===== DATA UNDER STUDY =====

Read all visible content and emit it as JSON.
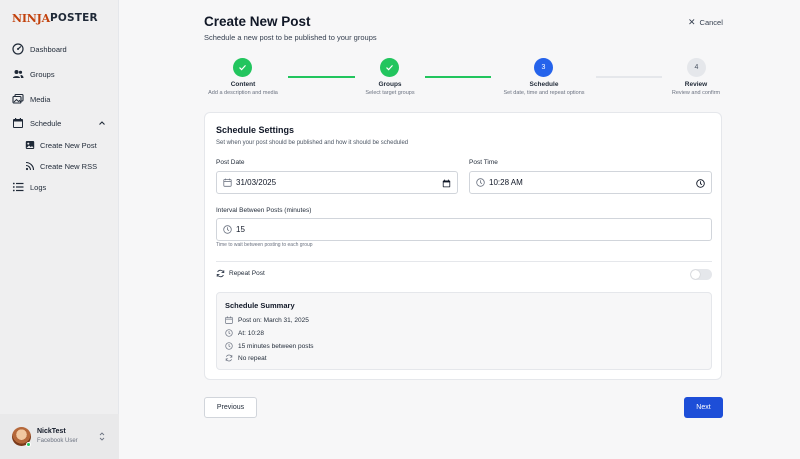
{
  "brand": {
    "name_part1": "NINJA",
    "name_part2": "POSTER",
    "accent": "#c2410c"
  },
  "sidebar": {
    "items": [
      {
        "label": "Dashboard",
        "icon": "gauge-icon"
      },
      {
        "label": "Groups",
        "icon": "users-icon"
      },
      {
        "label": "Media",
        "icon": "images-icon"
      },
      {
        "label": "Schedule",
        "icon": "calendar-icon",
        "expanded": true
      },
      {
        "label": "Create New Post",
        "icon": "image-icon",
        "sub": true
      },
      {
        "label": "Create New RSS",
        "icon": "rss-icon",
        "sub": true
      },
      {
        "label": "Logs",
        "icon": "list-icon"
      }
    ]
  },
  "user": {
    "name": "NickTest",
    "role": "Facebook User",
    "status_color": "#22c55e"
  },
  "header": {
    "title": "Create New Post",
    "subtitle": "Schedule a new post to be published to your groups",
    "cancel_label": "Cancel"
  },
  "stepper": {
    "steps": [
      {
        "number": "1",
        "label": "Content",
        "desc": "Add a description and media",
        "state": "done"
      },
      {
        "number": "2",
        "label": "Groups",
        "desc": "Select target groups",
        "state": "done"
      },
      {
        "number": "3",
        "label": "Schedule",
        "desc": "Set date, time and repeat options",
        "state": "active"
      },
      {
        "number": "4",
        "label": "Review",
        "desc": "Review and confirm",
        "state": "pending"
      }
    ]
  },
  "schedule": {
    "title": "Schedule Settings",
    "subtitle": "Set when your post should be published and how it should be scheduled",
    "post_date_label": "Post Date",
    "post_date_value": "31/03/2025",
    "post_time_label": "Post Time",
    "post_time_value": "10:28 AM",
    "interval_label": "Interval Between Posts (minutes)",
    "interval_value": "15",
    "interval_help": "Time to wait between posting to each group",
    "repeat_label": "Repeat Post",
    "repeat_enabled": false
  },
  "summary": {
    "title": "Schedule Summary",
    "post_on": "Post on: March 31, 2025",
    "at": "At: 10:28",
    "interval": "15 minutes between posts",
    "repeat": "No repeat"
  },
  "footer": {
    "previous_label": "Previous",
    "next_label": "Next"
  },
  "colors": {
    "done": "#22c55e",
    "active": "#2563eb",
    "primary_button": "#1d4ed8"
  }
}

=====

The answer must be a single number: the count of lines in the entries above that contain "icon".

REPLY |
7